● What the task asks: Repeat each record that follows, keeping it identical.

Dataset rows describing interfaces
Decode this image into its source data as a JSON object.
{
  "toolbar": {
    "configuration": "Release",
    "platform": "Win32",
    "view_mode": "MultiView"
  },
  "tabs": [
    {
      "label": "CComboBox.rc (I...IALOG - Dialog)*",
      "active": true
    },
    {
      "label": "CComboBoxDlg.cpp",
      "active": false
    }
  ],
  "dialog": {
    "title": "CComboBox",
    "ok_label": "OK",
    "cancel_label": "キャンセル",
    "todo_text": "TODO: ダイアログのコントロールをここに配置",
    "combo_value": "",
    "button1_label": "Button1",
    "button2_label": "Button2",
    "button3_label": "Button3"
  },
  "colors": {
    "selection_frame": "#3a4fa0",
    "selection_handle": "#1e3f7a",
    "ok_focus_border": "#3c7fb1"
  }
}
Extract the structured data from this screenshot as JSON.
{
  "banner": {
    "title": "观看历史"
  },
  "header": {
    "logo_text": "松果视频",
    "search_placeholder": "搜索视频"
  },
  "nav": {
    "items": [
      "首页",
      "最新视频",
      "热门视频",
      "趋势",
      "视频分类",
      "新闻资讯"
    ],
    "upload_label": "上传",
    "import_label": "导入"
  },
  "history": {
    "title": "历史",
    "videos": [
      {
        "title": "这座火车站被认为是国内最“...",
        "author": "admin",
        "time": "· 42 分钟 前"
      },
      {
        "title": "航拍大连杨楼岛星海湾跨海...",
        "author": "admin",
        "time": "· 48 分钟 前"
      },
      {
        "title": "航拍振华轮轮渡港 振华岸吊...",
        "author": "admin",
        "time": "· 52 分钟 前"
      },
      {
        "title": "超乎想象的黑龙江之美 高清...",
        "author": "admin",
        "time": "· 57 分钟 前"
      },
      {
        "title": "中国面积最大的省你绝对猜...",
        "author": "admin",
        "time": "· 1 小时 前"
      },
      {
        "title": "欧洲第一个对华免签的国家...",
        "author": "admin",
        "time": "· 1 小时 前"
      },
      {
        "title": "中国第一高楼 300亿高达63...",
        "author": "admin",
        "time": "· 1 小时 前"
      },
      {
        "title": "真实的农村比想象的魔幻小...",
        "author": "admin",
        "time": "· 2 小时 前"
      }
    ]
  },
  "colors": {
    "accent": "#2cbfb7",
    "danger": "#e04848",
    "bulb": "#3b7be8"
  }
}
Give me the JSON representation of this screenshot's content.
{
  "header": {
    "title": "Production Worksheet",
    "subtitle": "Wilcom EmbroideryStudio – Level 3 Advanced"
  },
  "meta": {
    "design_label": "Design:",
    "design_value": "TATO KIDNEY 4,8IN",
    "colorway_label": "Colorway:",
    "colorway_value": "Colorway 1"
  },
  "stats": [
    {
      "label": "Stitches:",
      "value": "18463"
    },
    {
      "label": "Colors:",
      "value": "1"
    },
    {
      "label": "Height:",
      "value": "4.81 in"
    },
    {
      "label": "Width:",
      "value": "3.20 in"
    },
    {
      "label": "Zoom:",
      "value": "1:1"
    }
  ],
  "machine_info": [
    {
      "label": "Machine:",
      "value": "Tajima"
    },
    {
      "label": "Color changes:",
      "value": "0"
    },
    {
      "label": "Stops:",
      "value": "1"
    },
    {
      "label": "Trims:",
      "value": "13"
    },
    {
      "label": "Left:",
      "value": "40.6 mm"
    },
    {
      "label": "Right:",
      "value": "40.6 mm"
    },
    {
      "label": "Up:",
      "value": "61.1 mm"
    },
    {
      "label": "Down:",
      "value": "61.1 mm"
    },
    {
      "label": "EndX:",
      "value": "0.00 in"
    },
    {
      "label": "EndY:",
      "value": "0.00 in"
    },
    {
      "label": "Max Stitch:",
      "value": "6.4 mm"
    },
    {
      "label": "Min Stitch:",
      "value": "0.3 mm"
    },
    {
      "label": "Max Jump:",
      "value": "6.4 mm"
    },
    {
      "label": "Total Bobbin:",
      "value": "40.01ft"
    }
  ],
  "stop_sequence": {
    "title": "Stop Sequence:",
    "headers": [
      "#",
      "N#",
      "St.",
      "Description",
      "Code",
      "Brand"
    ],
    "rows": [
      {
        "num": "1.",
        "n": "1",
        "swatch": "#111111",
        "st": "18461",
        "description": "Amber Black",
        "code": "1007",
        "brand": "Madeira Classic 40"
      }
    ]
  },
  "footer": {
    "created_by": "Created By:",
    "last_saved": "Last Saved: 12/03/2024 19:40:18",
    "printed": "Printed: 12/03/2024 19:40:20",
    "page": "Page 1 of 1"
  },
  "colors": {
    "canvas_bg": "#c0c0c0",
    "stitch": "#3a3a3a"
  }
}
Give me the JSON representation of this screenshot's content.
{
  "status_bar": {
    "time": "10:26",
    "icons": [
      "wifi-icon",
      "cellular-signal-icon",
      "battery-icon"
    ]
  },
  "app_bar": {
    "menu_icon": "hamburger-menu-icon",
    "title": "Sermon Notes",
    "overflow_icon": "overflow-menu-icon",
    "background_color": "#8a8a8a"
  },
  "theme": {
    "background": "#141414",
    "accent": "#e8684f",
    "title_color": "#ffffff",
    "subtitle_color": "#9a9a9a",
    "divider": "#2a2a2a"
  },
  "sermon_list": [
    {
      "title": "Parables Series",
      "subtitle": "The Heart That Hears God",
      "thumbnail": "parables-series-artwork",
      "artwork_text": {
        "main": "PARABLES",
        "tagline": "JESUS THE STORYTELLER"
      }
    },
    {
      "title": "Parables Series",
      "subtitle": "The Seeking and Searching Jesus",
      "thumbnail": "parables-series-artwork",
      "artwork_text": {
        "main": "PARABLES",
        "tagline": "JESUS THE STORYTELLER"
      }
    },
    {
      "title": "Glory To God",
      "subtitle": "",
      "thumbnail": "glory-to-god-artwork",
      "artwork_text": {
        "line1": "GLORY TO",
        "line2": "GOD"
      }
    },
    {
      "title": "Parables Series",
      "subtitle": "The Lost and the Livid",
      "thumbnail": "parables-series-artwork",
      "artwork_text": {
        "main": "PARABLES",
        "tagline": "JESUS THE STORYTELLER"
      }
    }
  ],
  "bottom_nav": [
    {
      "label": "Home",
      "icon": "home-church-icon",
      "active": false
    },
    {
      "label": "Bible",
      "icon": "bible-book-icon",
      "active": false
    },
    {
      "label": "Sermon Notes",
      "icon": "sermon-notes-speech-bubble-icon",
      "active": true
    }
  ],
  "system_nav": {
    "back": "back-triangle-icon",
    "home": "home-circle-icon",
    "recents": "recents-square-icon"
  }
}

● Exercise answer:
Decode this image into its source data as a JSON object.
{
  "toolbar": {
    "configuration": "Release",
    "platform": "Win32",
    "view_mode": "MultiView"
  },
  "tabs": [
    {
      "label": "CComboBox.rc (I...IALOG - Dialog)*",
      "active": true
    },
    {
      "label": "CComboBoxDlg.cpp",
      "active": false
    }
  ],
  "dialog": {
    "title": "CComboBox",
    "ok_label": "OK",
    "cancel_label": "キャンセル",
    "todo_text": "TODO: ダイアログのコントロールをここに配置",
    "combo_value": "",
    "button1_label": "Button1",
    "button2_label": "Button2",
    "button3_label": "Button3"
  },
  "colors": {
    "selection_frame": "#3a4fa0",
    "selection_handle": "#1e3f7a",
    "ok_focus_border": "#3c7fb1"
  }
}
Extract the structured data from this screenshot as JSON.
{
  "banner": {
    "title": "观看历史"
  },
  "header": {
    "logo_text": "松果视频",
    "search_placeholder": "搜索视频"
  },
  "nav": {
    "items": [
      "首页",
      "最新视频",
      "热门视频",
      "趋势",
      "视频分类",
      "新闻资讯"
    ],
    "upload_label": "上传",
    "import_label": "导入"
  },
  "history": {
    "title": "历史",
    "videos": [
      {
        "title": "这座火车站被认为是国内最“...",
        "author": "admin",
        "time": "· 42 分钟 前"
      },
      {
        "title": "航拍大连杨楼岛星海湾跨海...",
        "author": "admin",
        "time": "· 48 分钟 前"
      },
      {
        "title": "航拍振华轮轮渡港 振华岸吊...",
        "author": "admin",
        "time": "· 52 分钟 前"
      },
      {
        "title": "超乎想象的黑龙江之美 高清...",
        "author": "admin",
        "time": "· 57 分钟 前"
      },
      {
        "title": "中国面积最大的省你绝对猜...",
        "author": "admin",
        "time": "· 1 小时 前"
      },
      {
        "title": "欧洲第一个对华免签的国家...",
        "author": "admin",
        "time": "· 1 小时 前"
      },
      {
        "title": "中国第一高楼 300亿高达63...",
        "author": "admin",
        "time": "· 1 小时 前"
      },
      {
        "title": "真实的农村比想象的魔幻小...",
        "author": "admin",
        "time": "· 2 小时 前"
      }
    ]
  },
  "colors": {
    "accent": "#2cbfb7",
    "danger": "#e04848",
    "bulb": "#3b7be8"
  }
}
Give me the JSON representation of this screenshot's content.
{
  "header": {
    "title": "Production Worksheet",
    "subtitle": "Wilcom EmbroideryStudio – Level 3 Advanced"
  },
  "meta": {
    "design_label": "Design:",
    "design_value": "TATO KIDNEY 4,8IN",
    "colorway_label": "Colorway:",
    "colorway_value": "Colorway 1"
  },
  "stats": [
    {
      "label": "Stitches:",
      "value": "18463"
    },
    {
      "label": "Colors:",
      "value": "1"
    },
    {
      "label": "Height:",
      "value": "4.81 in"
    },
    {
      "label": "Width:",
      "value": "3.20 in"
    },
    {
      "label": "Zoom:",
      "value": "1:1"
    }
  ],
  "machine_info": [
    {
      "label": "Machine:",
      "value": "Tajima"
    },
    {
      "label": "Color changes:",
      "value": "0"
    },
    {
      "label": "Stops:",
      "value": "1"
    },
    {
      "label": "Trims:",
      "value": "13"
    },
    {
      "label": "Left:",
      "value": "40.6 mm"
    },
    {
      "label": "Right:",
      "value": "40.6 mm"
    },
    {
      "label": "Up:",
      "value": "61.1 mm"
    },
    {
      "label": "Down:",
      "value": "61.1 mm"
    },
    {
      "label": "EndX:",
      "value": "0.00 in"
    },
    {
      "label": "EndY:",
      "value": "0.00 in"
    },
    {
      "label": "Max Stitch:",
      "value": "6.4 mm"
    },
    {
      "label": "Min Stitch:",
      "value": "0.3 mm"
    },
    {
      "label": "Max Jump:",
      "value": "6.4 mm"
    },
    {
      "label": "Total Bobbin:",
      "value": "40.01ft"
    }
  ],
  "stop_sequence": {
    "title": "Stop Sequence:",
    "headers": [
      "#",
      "N#",
      "St.",
      "Description",
      "Code",
      "Brand"
    ],
    "rows": [
      {
        "num": "1.",
        "n": "1",
        "swatch": "#111111",
        "st": "18461",
        "description": "Amber Black",
        "code": "1007",
        "brand": "Madeira Classic 40"
      }
    ]
  },
  "footer": {
    "created_by": "Created By:",
    "last_saved": "Last Saved: 12/03/2024 19:40:18",
    "printed": "Printed: 12/03/2024 19:40:20",
    "page": "Page 1 of 1"
  },
  "colors": {
    "canvas_bg": "#c0c0c0",
    "stitch": "#3a3a3a"
  }
}
Give me the JSON representation of this screenshot's content.
{
  "status_bar": {
    "time": "10:26",
    "icons": [
      "wifi-icon",
      "cellular-signal-icon",
      "battery-icon"
    ]
  },
  "app_bar": {
    "menu_icon": "hamburger-menu-icon",
    "title": "Sermon Notes",
    "overflow_icon": "overflow-menu-icon",
    "background_color": "#8a8a8a"
  },
  "theme": {
    "background": "#141414",
    "accent": "#e8684f",
    "title_color": "#ffffff",
    "subtitle_color": "#9a9a9a",
    "divider": "#2a2a2a"
  },
  "sermon_list": [
    {
      "title": "Parables Series",
      "subtitle": "The Heart That Hears God",
      "thumbnail": "parables-series-artwork",
      "artwork_text": {
        "main": "PARABLES",
        "tagline": "JESUS THE STORYTELLER"
      }
    },
    {
      "title": "Parables Series",
      "subtitle": "The Seeking and Searching Jesus",
      "thumbnail": "parables-series-artwork",
      "artwork_text": {
        "main": "PARABLES",
        "tagline": "JESUS THE STORYTELLER"
      }
    },
    {
      "title": "Glory To God",
      "subtitle": "",
      "thumbnail": "glory-to-god-artwork",
      "artwork_text": {
        "line1": "GLORY TO",
        "line2": "GOD"
      }
    },
    {
      "title": "Parables Series",
      "subtitle": "The Lost and the Livid",
      "thumbnail": "parables-series-artwork",
      "artwork_text": {
        "main": "PARABLES",
        "tagline": "JESUS THE STORYTELLER"
      }
    }
  ],
  "bottom_nav": [
    {
      "label": "Home",
      "icon": "home-church-icon",
      "active": false
    },
    {
      "label": "Bible",
      "icon": "bible-book-icon",
      "active": false
    },
    {
      "label": "Sermon Notes",
      "icon": "sermon-notes-speech-bubble-icon",
      "active": true
    }
  ],
  "system_nav": {
    "back": "back-triangle-icon",
    "home": "home-circle-icon",
    "recents": "recents-square-icon"
  }
}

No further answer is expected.